As I write this post I am sitting on my lounge while my four-month-old little boy is asleep. I have dived head first into motherhood, and while life as a mother is beautifully chaotic it is also a significant change of pace for me. There are no coffee dates planned for today, no long drives to visit friends, no work that keeps me busy from 9 to 5, no gym classes that I can pop out to do and be back home in time to have a quick shower before heading out to dinner. And while all of these things are still possible when you have a bub, this cannot be my reality every day of the week. Nor do I want it to be because I have finally learnt the answer to my question – business does not equal significance.
Before I continue let me preface by saying that there is nothing wrong with being busy. That is the nature of life for most of us. Between work, family, friends, sport, social media and technology, it’s a wonder we ever get a chance to think, stop and breathe. The pressures of life are great and survival mode kicks in, we cruise (or rather speed) along in autopilot. But what happens when you can no longer function in autopilot? What happens when you go through a significant change in your life like becoming a parent or having a break from work or study? When you can no longer have every minute of your week planned out and the things that used to occupy your mind are no longer there? For me this meant a complete freak out! What do I do for five hours of the day when my child is (hopefully) sleeping? How can I possibly stay inside for long periods of time? What will I do to pass the time? It was through these thoughts that my desire to always be busy surfaced; that is where I found my significance – in doing.
It can be hard to be present in the "now", we’re always thinking or worrying or working towards the next thing. But what If you were present in each moment? What would you discover? I discovered that when my husband wanted my attention I was too busy doing something to notice. I would get cranky when I was doing the washing-up and he wanted to interrupt me for a hug. Or when he’s talking to me about his day and I give my attention to my beeping phone, all the while telling him that I’m still listening. I discovered that our apartment is west facing which means we have a perfect view of some pretty incredible sunsets. I discovered that my little boy prefers I play with him rather than just place him on his play mat and walk away.
I will never get these moments back.

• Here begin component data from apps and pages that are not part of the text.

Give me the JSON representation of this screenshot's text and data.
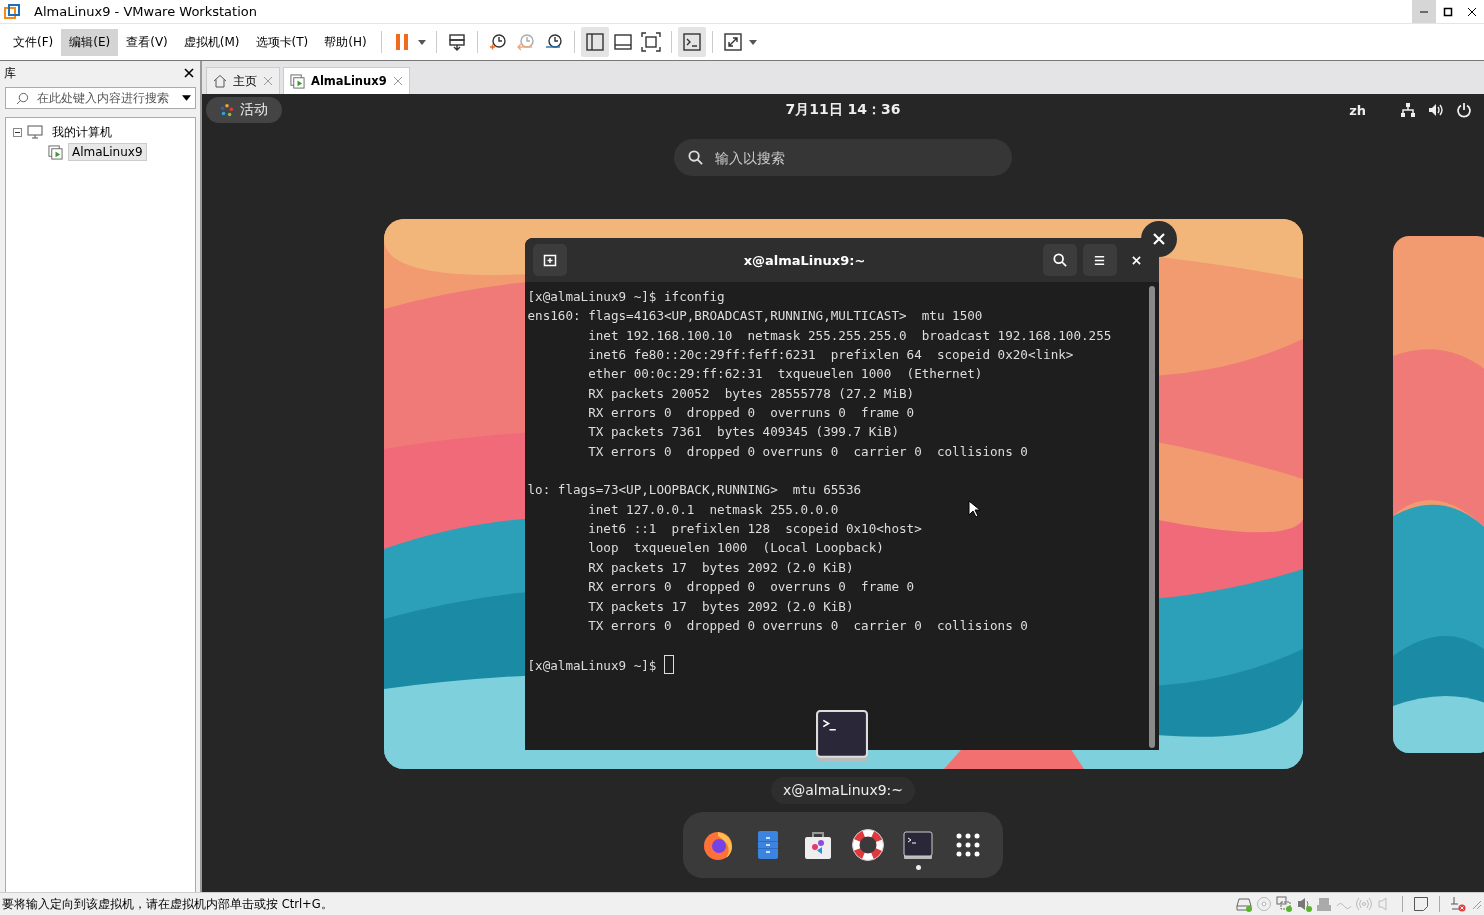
{
  "window": {
    "title": "AlmaLinux9 - VMware Workstation"
  },
  "menu": [
    {
      "label": "文件(F)",
      "selected": false
    },
    {
      "label": "编辑(E)",
      "selected": true
    },
    {
      "label": "查看(V)",
      "selected": false
    },
    {
      "label": "虚拟机(M)",
      "selected": false
    },
    {
      "label": "选项卡(T)",
      "selected": false
    },
    {
      "label": "帮助(H)",
      "selected": false
    }
  ],
  "toolbar": [
    [
      {
        "kind": "pause",
        "dropdown": true,
        "selected": false
      }
    ],
    [
      {
        "kind": "send-keys",
        "dropdown": false,
        "selected": false
      }
    ],
    [
      {
        "kind": "snapshot-take",
        "dropdown": false,
        "selected": false
      },
      {
        "kind": "snapshot-revert",
        "dropdown": false,
        "selected": false
      },
      {
        "kind": "snapshot-manager",
        "dropdown": false,
        "selected": false
      }
    ],
    [
      {
        "kind": "view-library",
        "dropdown": false,
        "selected": true
      },
      {
        "kind": "view-thumbnail",
        "dropdown": false,
        "selected": false
      },
      {
        "kind": "view-fullscreen",
        "dropdown": false,
        "selected": false
      }
    ],
    [
      {
        "kind": "console",
        "dropdown": false,
        "selected": true
      }
    ],
    [
      {
        "kind": "stretch",
        "dropdown": true,
        "selected": false
      }
    ]
  ],
  "library": {
    "title": "库",
    "search": {
      "placeholder": "在此处键入内容进行搜索"
    },
    "tree": [
      {
        "label": "我的计算机",
        "expanded": true,
        "selected": false,
        "children": [
          {
            "label": "AlmaLinux9",
            "selected": true
          }
        ]
      }
    ]
  },
  "tabs": [
    {
      "label": "主页",
      "kind": "home",
      "selected": false
    },
    {
      "label": "AlmaLinux9",
      "kind": "vm",
      "selected": true
    }
  ],
  "guest": {
    "activities": "活动",
    "clock": "7月11日 14：36",
    "language": "zh",
    "search": {
      "placeholder": "输入以搜索"
    },
    "terminal": {
      "title": "x@almaLinux9:~",
      "blocks": [
        [
          "[x@almaLinux9 ~]$ ifconfig",
          "ens160: flags=4163<UP,BROADCAST,RUNNING,MULTICAST>  mtu 1500",
          "        inet 192.168.100.10  netmask 255.255.255.0  broadcast 192.168.100.255",
          "        inet6 fe80::20c:29ff:feff:6231  prefixlen 64  scopeid 0x20<link>",
          "        ether 00:0c:29:ff:62:31  txqueuelen 1000  (Ethernet)",
          "        RX packets 20052  bytes 28555778 (27.2 MiB)",
          "        RX errors 0  dropped 0  overruns 0  frame 0",
          "        TX packets 7361  bytes 409345 (399.7 KiB)",
          "        TX errors 0  dropped 0 overruns 0  carrier 0  collisions 0"
        ],
        [
          "lo: flags=73<UP,LOOPBACK,RUNNING>  mtu 65536",
          "        inet 127.0.0.1  netmask 255.0.0.0",
          "        inet6 ::1  prefixlen 128  scopeid 0x10<host>",
          "        loop  txqueuelen 1000  (Local Loopback)",
          "        RX packets 17  bytes 2092 (2.0 KiB)",
          "        RX errors 0  dropped 0  overruns 0  frame 0",
          "        TX packets 17  bytes 2092 (2.0 KiB)",
          "        TX errors 0  dropped 0 overruns 0  carrier 0  collisions 0"
        ]
      ],
      "prompt": "[x@almaLinux9 ~]$ "
    },
    "window_label": "x@almaLinux9:~",
    "dock": [
      {
        "kind": "firefox",
        "running": false
      },
      {
        "kind": "files",
        "running": false
      },
      {
        "kind": "software",
        "running": false
      },
      {
        "kind": "help",
        "running": false
      },
      {
        "kind": "terminal",
        "running": true
      },
      {
        "kind": "apps",
        "running": false
      }
    ]
  },
  "status_bar": {
    "message": "要将输入定向到该虚拟机，请在虚拟机内部单击或按 Ctrl+G。",
    "devices": [
      {
        "kind": "disk",
        "active": true
      },
      {
        "kind": "cd",
        "active": false
      },
      {
        "kind": "network",
        "active": true
      },
      {
        "kind": "sound",
        "active": true
      },
      {
        "kind": "usb",
        "active": false
      },
      {
        "kind": "serial",
        "active": false
      },
      {
        "kind": "wireless",
        "active": false
      },
      {
        "kind": "speaker",
        "active": false
      }
    ]
  }
}
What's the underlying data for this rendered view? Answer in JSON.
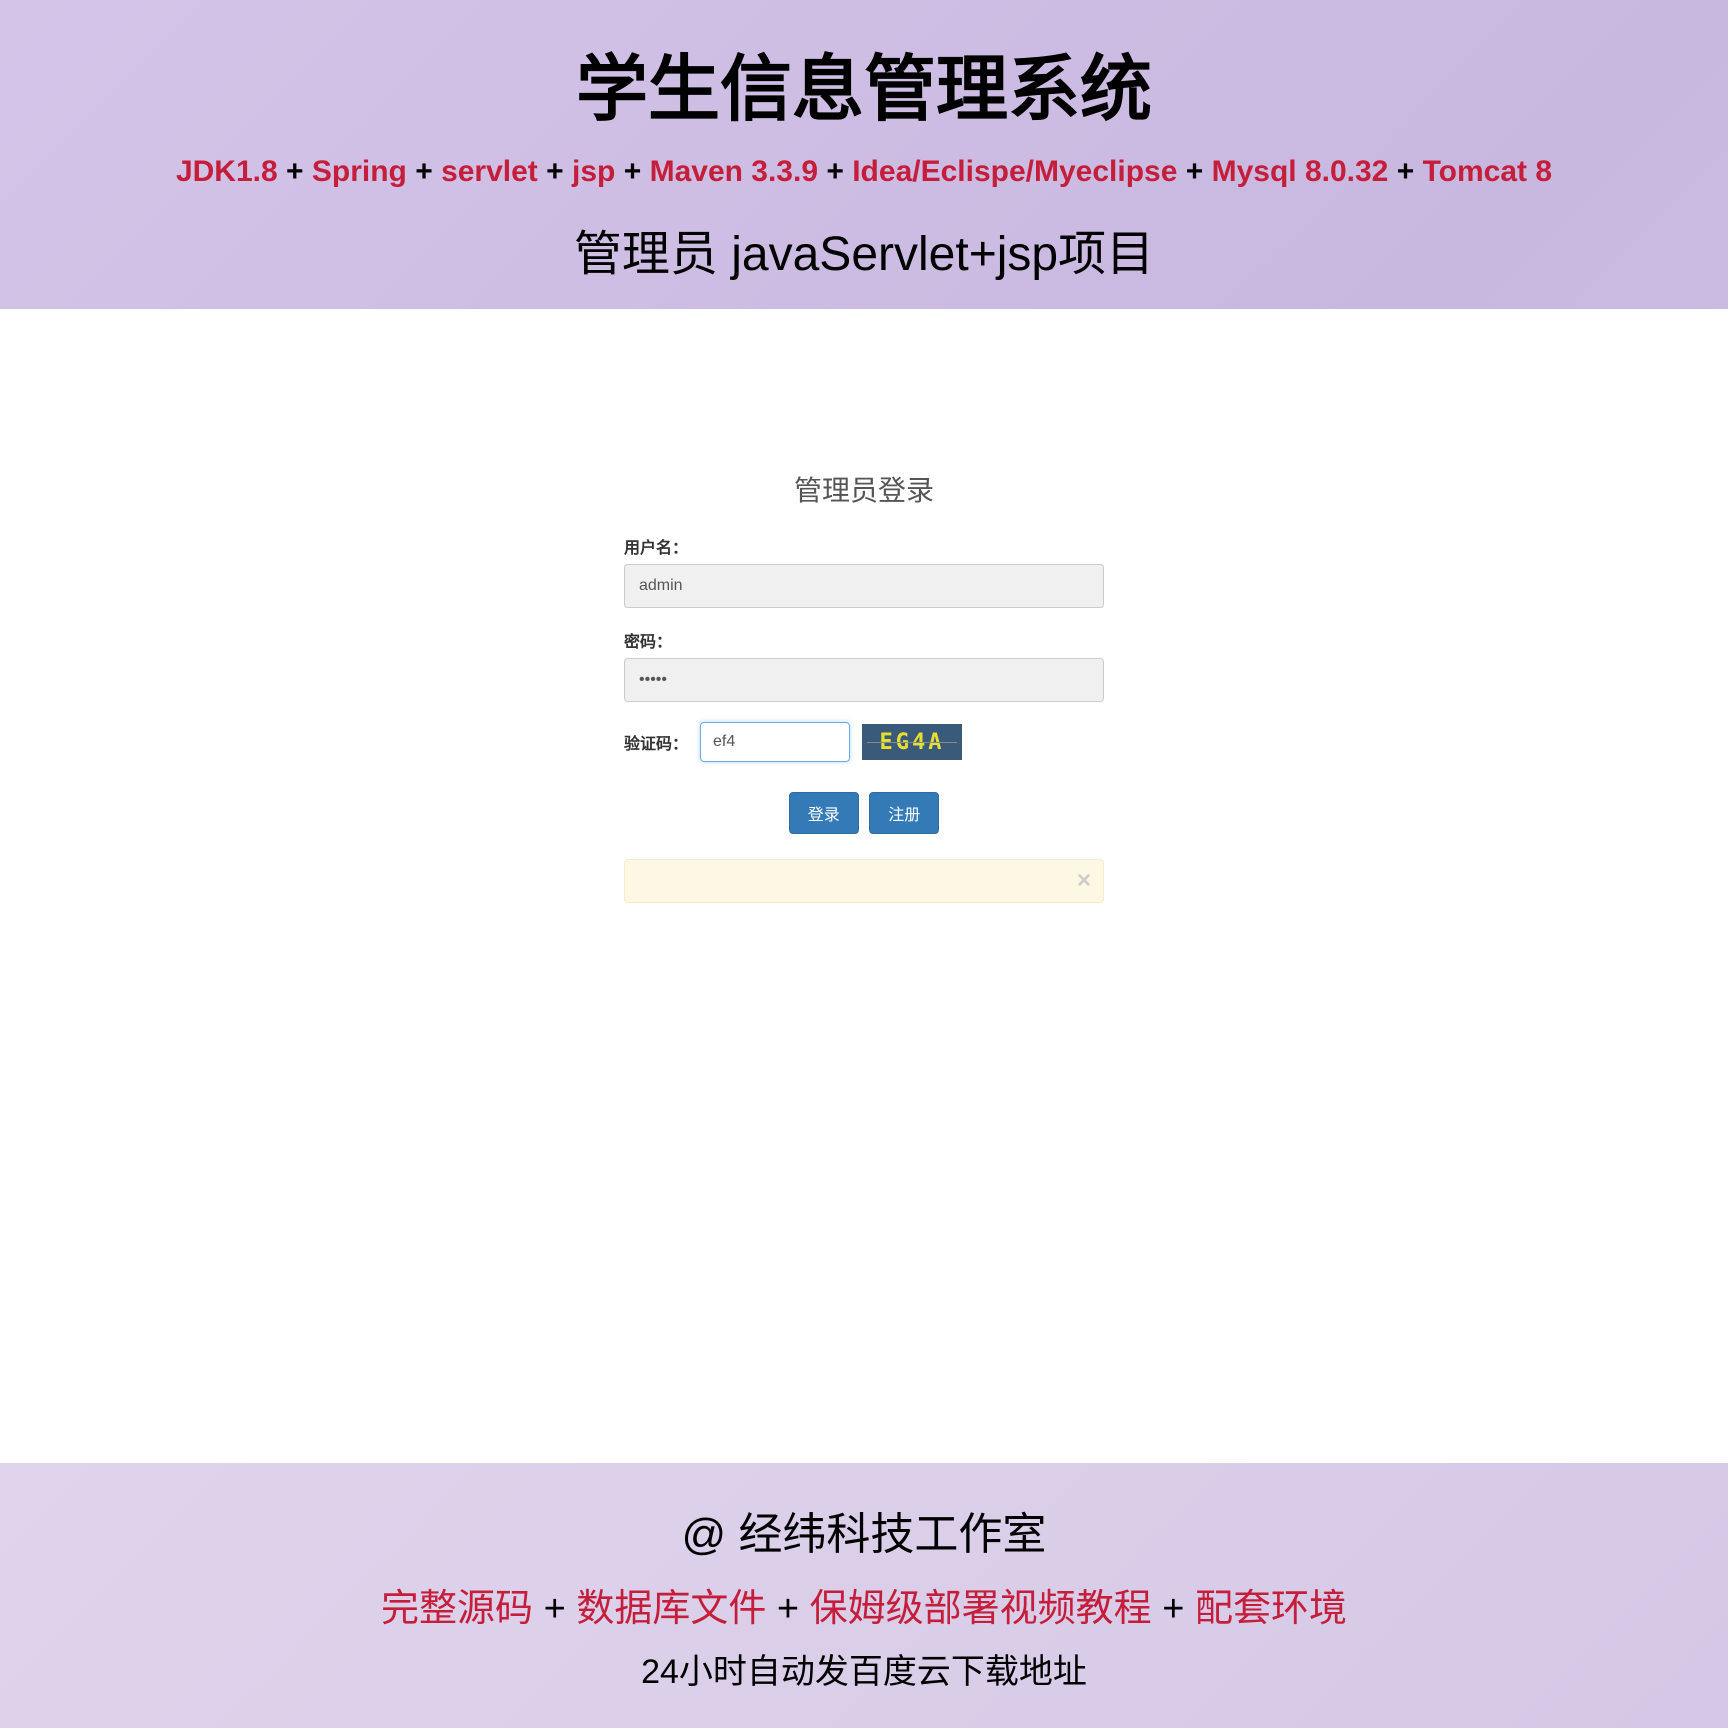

Life will pass by and I have to stop and ask myself... have I truly grasped onto the things that are important? – investing in rich, deep relationships, giving 100% of my attention to my little man, actively listening to my husband, taking time to clear my mind because I know the impacts of great stress.
I have made the choice to sit outside on my veranda each day at 5pm with a blanket and watch each layer of the sunset unfold. Some days I watch in awe and feel incredibly thankful for all of the joys in my life, some days I find myself getting upset and having a sneaky cry, letting some of my frustration out and other days I’ve been known to miss the entire sunset because I’ve fallen asleep. There is housework to do, something I could be watching on the telly or yet another blog about sleeping babies to read. But by taking the time to just stop and sit, I’m letting go of the need to always be busy, while becoming comfortable with my own company and the silence that can sometimes bring. Each time I embrace this new pace of life I am learning to find my significance in my relationships, in my role as a mum to Harper, as someone who is present in the now for her friends and for her family and for her own sense of fulfilment.
I challenge and encourage you today to be honest with yourself – where are you finding your significance? Is it caught up in always being busy, always doing doing, doing, or are you standing firm amongst the things that really matter in life?